Required action =>
Which lines of the data below hold "мислення"? Copy each of them.
[The data]
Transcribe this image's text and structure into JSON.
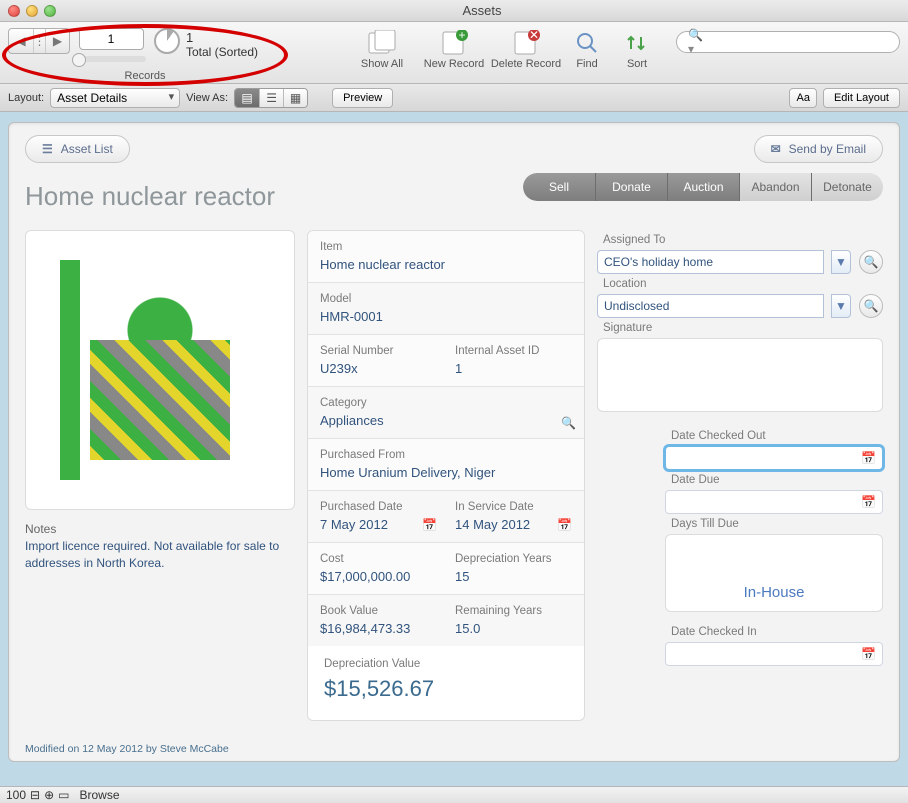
{
  "window": {
    "title": "Assets"
  },
  "toolbar1": {
    "record_number": "1",
    "total_count": "1",
    "total_status": "Total (Sorted)",
    "records_label": "Records",
    "showall": "Show All",
    "newrecord": "New Record",
    "deleterecord": "Delete Record",
    "find": "Find",
    "sort": "Sort",
    "search_placeholder": ""
  },
  "toolbar2": {
    "layout_label": "Layout:",
    "layout_value": "Asset Details",
    "viewas_label": "View As:",
    "preview": "Preview",
    "aa": "Aa",
    "editlayout": "Edit Layout"
  },
  "header": {
    "assetlist": "Asset List",
    "sendemail": "Send by Email"
  },
  "asset": {
    "name": "Home nuclear reactor",
    "tabs": [
      "Sell",
      "Donate",
      "Auction",
      "Abandon",
      "Detonate"
    ],
    "notes_label": "Notes",
    "notes": "Import licence required. Not available for sale to addresses in North Korea.",
    "fields": {
      "item_label": "Item",
      "item": "Home nuclear reactor",
      "model_label": "Model",
      "model": "HMR-0001",
      "serial_label": "Serial Number",
      "serial": "U239x",
      "internalid_label": "Internal Asset ID",
      "internalid": "1",
      "category_label": "Category",
      "category": "Appliances",
      "purchasedfrom_label": "Purchased From",
      "purchasedfrom": "Home Uranium Delivery, Niger",
      "purchasedate_label": "Purchased Date",
      "purchasedate": "7 May 2012",
      "inservice_label": "In Service Date",
      "inservice": "14 May 2012",
      "cost_label": "Cost",
      "cost": "$17,000,000.00",
      "depyears_label": "Depreciation Years",
      "depyears": "15",
      "book_label": "Book Value",
      "book": "$16,984,473.33",
      "remyears_label": "Remaining Years",
      "remyears": "15.0",
      "depval_label": "Depreciation Value",
      "depval": "$15,526.67"
    },
    "right": {
      "assigned_label": "Assigned To",
      "assigned": "CEO's holiday home",
      "location_label": "Location",
      "location": "Undisclosed",
      "signature_label": "Signature",
      "checkedout_label": "Date Checked Out",
      "checkedout": "",
      "due_label": "Date Due",
      "due": "",
      "daystill_label": "Days Till Due",
      "inhouse": "In-House",
      "checkedin_label": "Date Checked In",
      "checkedin": ""
    }
  },
  "footer": {
    "modified": "Modified on 12 May 2012 by Steve McCabe"
  },
  "status": {
    "zoom": "100",
    "mode": "Browse"
  }
}
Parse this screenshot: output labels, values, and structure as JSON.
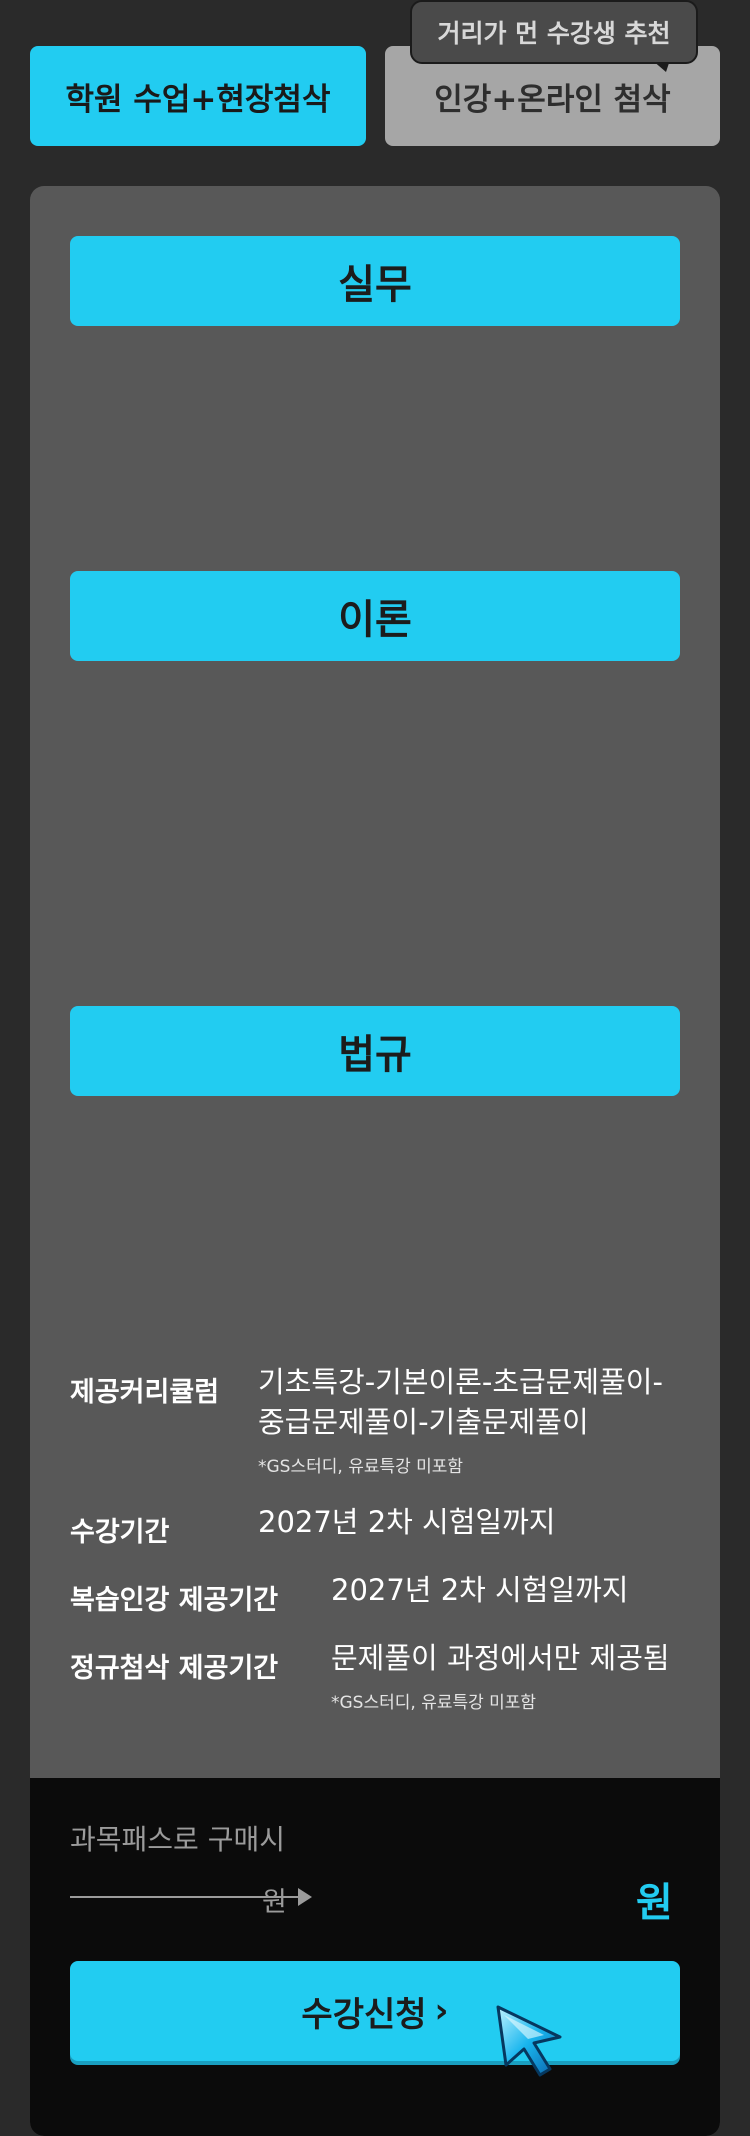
{
  "tabs": {
    "academy_label": "학원 수업+현장첨삭",
    "online_label": "인강+온라인 첨삭",
    "tooltip": "거리가 먼 수강생 추천"
  },
  "sections": {
    "practice": "실무",
    "theory": "이론",
    "law": "법규"
  },
  "info": {
    "curriculum_label": "제공커리큘럼",
    "curriculum_line1": "기초특강-기본이론-초급문제풀이-",
    "curriculum_line2": "중급문제풀이-기출문제풀이",
    "curriculum_note": "*GS스터디, 유료특강 미포함",
    "period_label": "수강기간",
    "period_value": "2027년 2차 시험일까지",
    "review_label": "복습인강 제공기간",
    "review_value": "2027년 2차 시험일까지",
    "feedback_label": "정규첨삭 제공기간",
    "feedback_value": "문제풀이 과정에서만 제공됨",
    "feedback_note": "*GS스터디, 유료특강 미포함"
  },
  "purchase": {
    "caption": "과목패스로 구매시",
    "original_unit": "원",
    "price_unit": "원",
    "apply_label": "수강신청",
    "apply_chevron": "›"
  },
  "colors": {
    "accent": "#22ccf1",
    "background": "#2a2a2a",
    "panel": "#585858",
    "footer": "#0b0b0b"
  }
}
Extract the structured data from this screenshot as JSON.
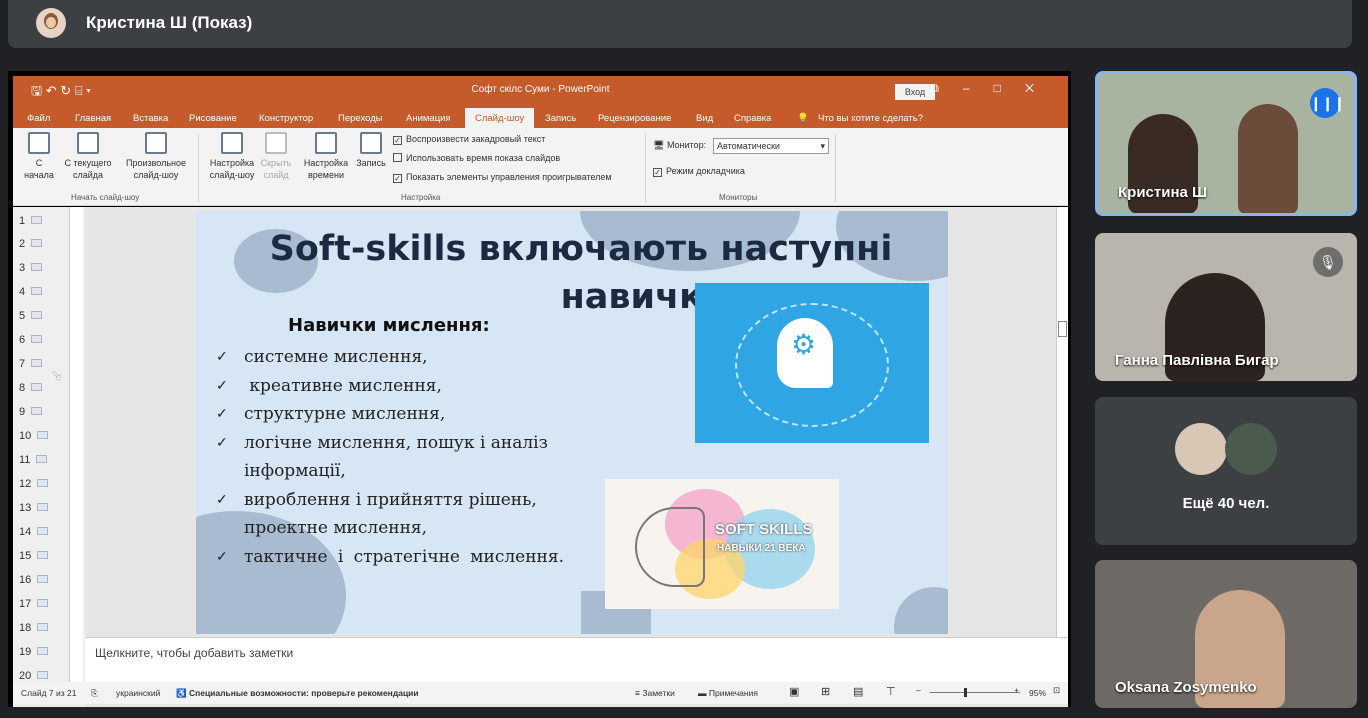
{
  "meet": {
    "presenter_title": "Кристина Ш (Показ)",
    "tiles": [
      {
        "name": "Кристина Ш",
        "mic": "speaking-icon"
      },
      {
        "name": "Ганна Павлівна Бигар",
        "mic": "mic-off-icon"
      },
      {
        "more_label": "Ещё 40 чел."
      },
      {
        "name": "Oksana Zosymenko"
      }
    ]
  },
  "ppt": {
    "window_title": "Софт скілс Суми  -  PowerPoint",
    "signin": "Вход",
    "tabs": [
      "Файл",
      "Главная",
      "Вставка",
      "Рисование",
      "Конструктор",
      "Переходы",
      "Анимация",
      "Слайд-шоу",
      "Запись",
      "Рецензирование",
      "Вид",
      "Справка"
    ],
    "tell_me": "Что вы хотите сделать?",
    "ribbon": {
      "from_start": "С начала",
      "from_current": "С текущего слайда",
      "custom": "Произвольное слайд-шоу",
      "group_start": "Начать слайд-шоу",
      "setup": "Настройка слайд-шоу",
      "hide": "Скрыть слайд",
      "rehearse": "Настройка времени",
      "record": "Запись",
      "chk_narration": "Воспроизвести закадровый текст",
      "chk_timings": "Использовать время показа слайдов",
      "chk_controls": "Показать элементы управления проигрывателем",
      "group_setup": "Настройка",
      "monitor_label": "Монитор:",
      "monitor_value": "Автоматически",
      "presenter_view": "Режим докладчика",
      "group_monitors": "Мониторы"
    },
    "slide_numbers": [
      "1",
      "2",
      "3",
      "4",
      "5",
      "6",
      "7",
      "8",
      "9",
      "10",
      "11",
      "12",
      "13",
      "14",
      "15",
      "16",
      "17",
      "18",
      "19",
      "20"
    ],
    "slide": {
      "title_line1": "Soft-skills включають наступні",
      "title_line2": "навички:",
      "subtitle": "Навички мислення:",
      "bullets": [
        "системне мислення,",
        " креативне мислення,",
        "структурне мислення,",
        "логічне мислення, пошук і аналіз інформації,",
        "вироблення і прийняття рішень, проектне мислення,",
        "тактичне і стратегічне мислення."
      ],
      "image2_title": "SOFT SKILLS",
      "image2_sub": "НАВЫКИ 21 ВЕКА"
    },
    "notes_placeholder": "Щелкните, чтобы добавить заметки",
    "status": {
      "slide_of": "Слайд 7 из 21",
      "language": "украинский",
      "accessibility": "Специальные возможности: проверьте рекомендации",
      "notes": "Заметки",
      "comments": "Примечания",
      "zoom": "95%"
    },
    "accent": "#c55a2a"
  }
}
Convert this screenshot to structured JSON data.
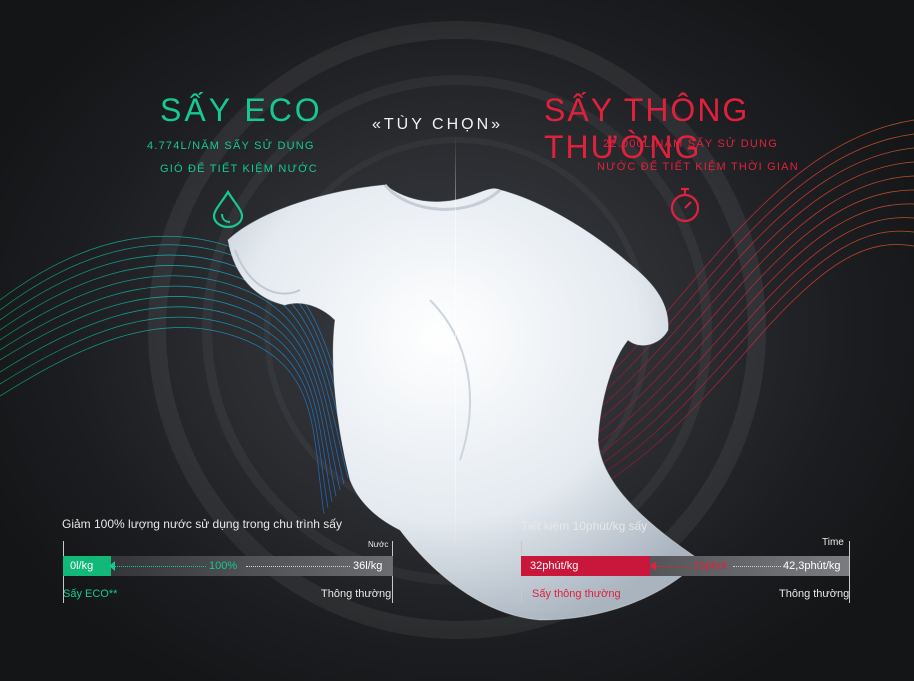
{
  "left": {
    "title": "SẤY ECO",
    "line1": "4.774L/NĂM SẤY SỬ DỤNG",
    "line2": "GIÓ ĐỂ TIẾT KIỆM NƯỚC",
    "icon": "water-drop-icon",
    "caption": "Giảm 100% lượng nước sử dụng trong chu trình sấy",
    "unit": "Nước",
    "bar": {
      "eco_value": "0l/kg",
      "percent": "100%",
      "normal_value": "36l/kg",
      "eco_fraction": 0.0,
      "label_eco": "Sấy ECO**",
      "label_normal": "Thông thường"
    },
    "accent": "#17c98c"
  },
  "center": {
    "title": "«TÙY CHỌN»"
  },
  "right": {
    "title": "SẤY THÔNG THƯỜNG",
    "line1": "22.000L/NĂM SẤY SỬ DỤNG",
    "line2": "NƯỚC ĐỂ TIẾT KIỆM THỜI GIAN",
    "icon": "stopwatch-icon",
    "caption": "Tiết kiệm 10phút/kg sấy",
    "unit": "Time",
    "bar": {
      "fast_value": "32phút/kg",
      "saving": "10phút",
      "slow_value": "42,3phút/kg",
      "label_fast": "Sấy thông thường",
      "label_slow": "Thông thường"
    },
    "accent": "#e0213e"
  }
}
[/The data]
Result =>
      "subtitle": "Навички мислення:",
        "системне мислення,",
        " креативне мислення,",
        "структурне мислення,",
        "логічне мислення, пошук і аналіз інформації,",
        "вироблення і прийняття рішень, проектне мислення,",
        "тактичне і стратегічне мислення."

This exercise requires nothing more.